Recommendation 1: Group activities should help people access peer support.

At Restore, group activities provided plenty of opportunities to receive empathic support from others. Louis valued the way the family atmosphere built confidence.

Recommendation 2: Individuals should be able to choose what best suits their needs and interests.

At Restore, the day started with a meeting in which people chose an activity from tasks that needed doing. Louis valued being able to do tasks he ‘felt up to doing’.

Recommendation 3: Group activities should support community inclusion.

Restore’s café was open to the public. Louis may not want to return to catering but Nick might value the café as a place to perform music.

Recommendation 4: Make sure that participants find the activities meaningful.

Nick felt a strong (and almost spiritual) sense of personal connection to gardening work.

The recovery groups are one step toward returning to paid employment.

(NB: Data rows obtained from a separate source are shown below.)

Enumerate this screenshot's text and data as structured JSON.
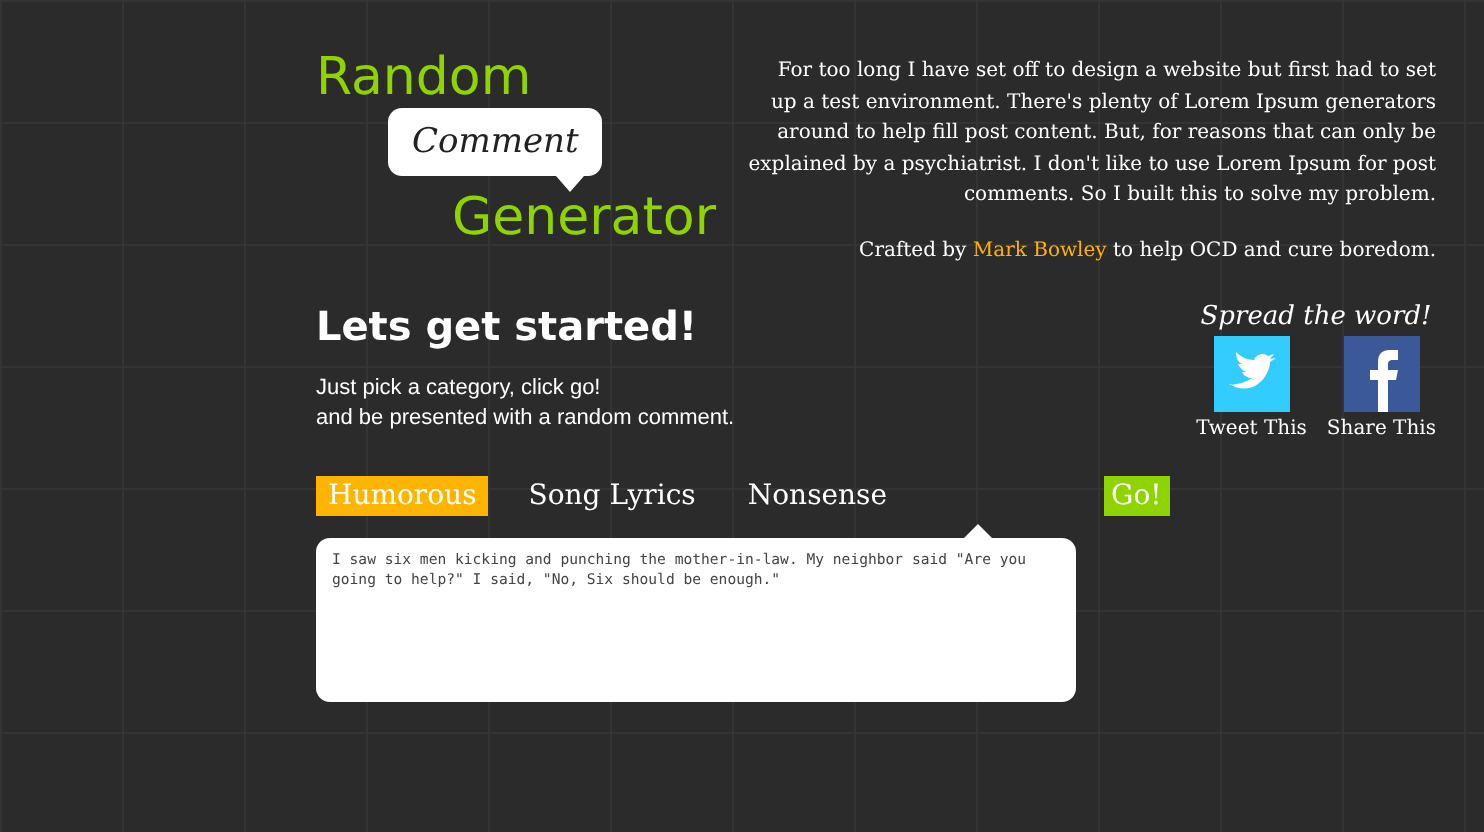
{
  "logo": {
    "line_1": "Random",
    "bubble": "Comment",
    "line_2": "Generator"
  },
  "about": {
    "text": "For too long I have set off to design a website but first had to set up a test environment. There's plenty of Lorem Ipsum generators around to help fill post content. But, for reasons that can only be explained by a psychiatrist. I don't like to use Lorem Ipsum for post comments. So I built this to solve my problem.",
    "credit_before": "Crafted by",
    "credit_link": "Mark Bowley",
    "credit_after": "to help OCD and cure boredom."
  },
  "intro": {
    "heading": "Lets get started!",
    "lines": [
      "Just pick a category, click go!",
      "and be presented with a random comment."
    ]
  },
  "share": {
    "heading": "Spread the word!",
    "buttons": [
      {
        "kind": "twitter",
        "label": "Tweet This"
      },
      {
        "kind": "facebook",
        "label": "Share This"
      }
    ]
  },
  "categories": [
    {
      "label": "Humorous",
      "selected": true
    },
    {
      "label": "Song Lyrics",
      "selected": false
    },
    {
      "label": "Nonsense",
      "selected": false
    }
  ],
  "go_button": "Go!",
  "comment": "I saw six men kicking and punching the mother-in-law. My neighbor said \"Are you going to help?\" I said, \"No, Six should be enough.\""
}
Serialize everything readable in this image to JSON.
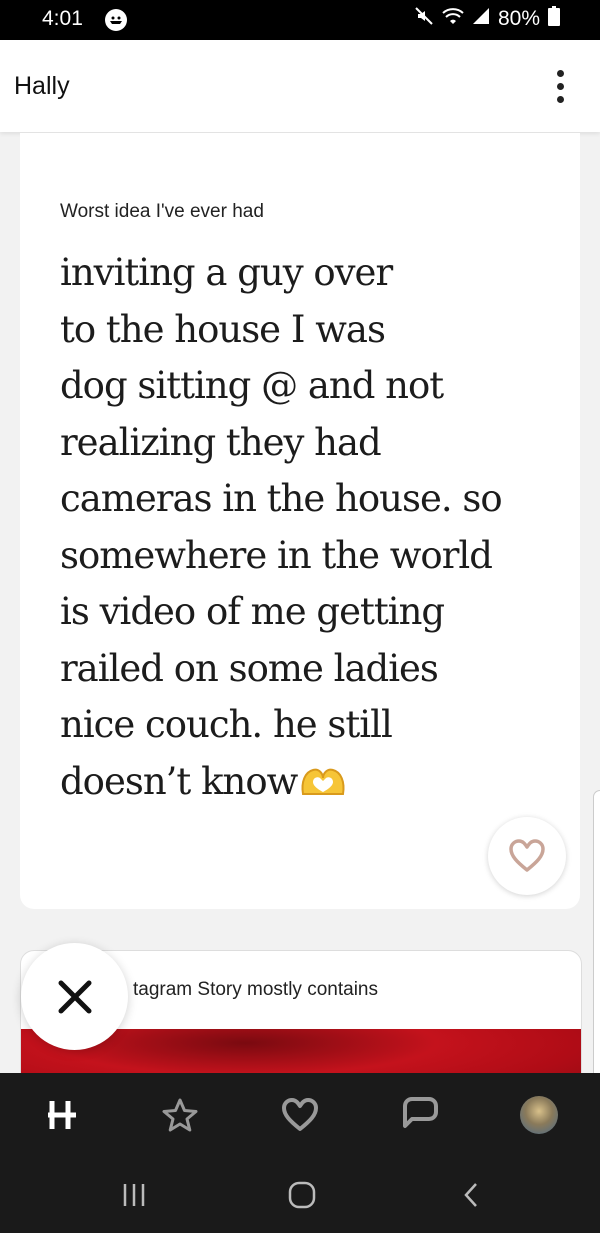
{
  "status_bar": {
    "time": "4:01",
    "battery": "80%"
  },
  "header": {
    "title": "Hally"
  },
  "answer_card": {
    "prompt": "Worst idea I've ever had",
    "answer_lines": [
      "inviting a guy over",
      "to the house I was",
      "dog sitting @ and not",
      "realizing they had",
      "cameras in the house. so",
      "somewhere in the world",
      "is video of me getting",
      "railed on some ladies",
      "nice couch. he still",
      "doesn’t know"
    ]
  },
  "second_card": {
    "prompt": "tagram Story mostly contains"
  },
  "bottom_nav": {
    "items": [
      "logo-icon",
      "star-icon",
      "heart-icon",
      "chat-icon",
      "avatar"
    ]
  },
  "system_nav": {
    "items": [
      "recents-icon",
      "home-icon",
      "back-icon"
    ]
  },
  "colors": {
    "like_heart": "#c9a598",
    "nav_background": "#1a1a1a",
    "photo_red": "#c4121c"
  }
}
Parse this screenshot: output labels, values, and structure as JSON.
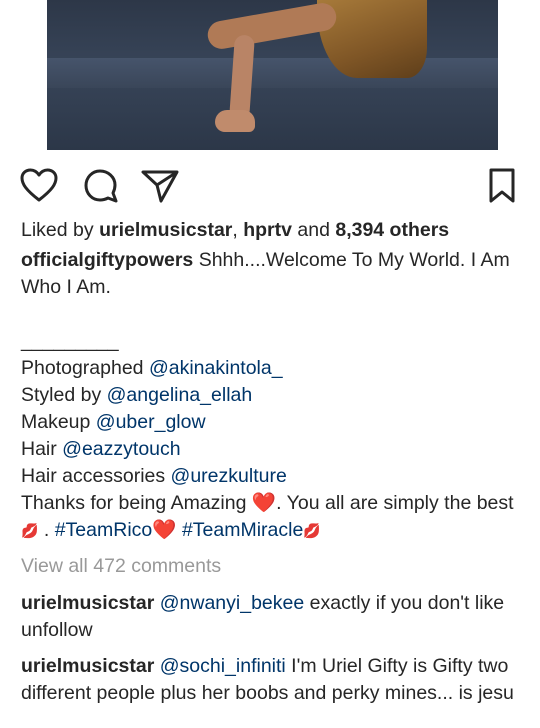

For many people though, their ultimate aim is a return to paid employment. What support is necessary to enable people to find and keep work?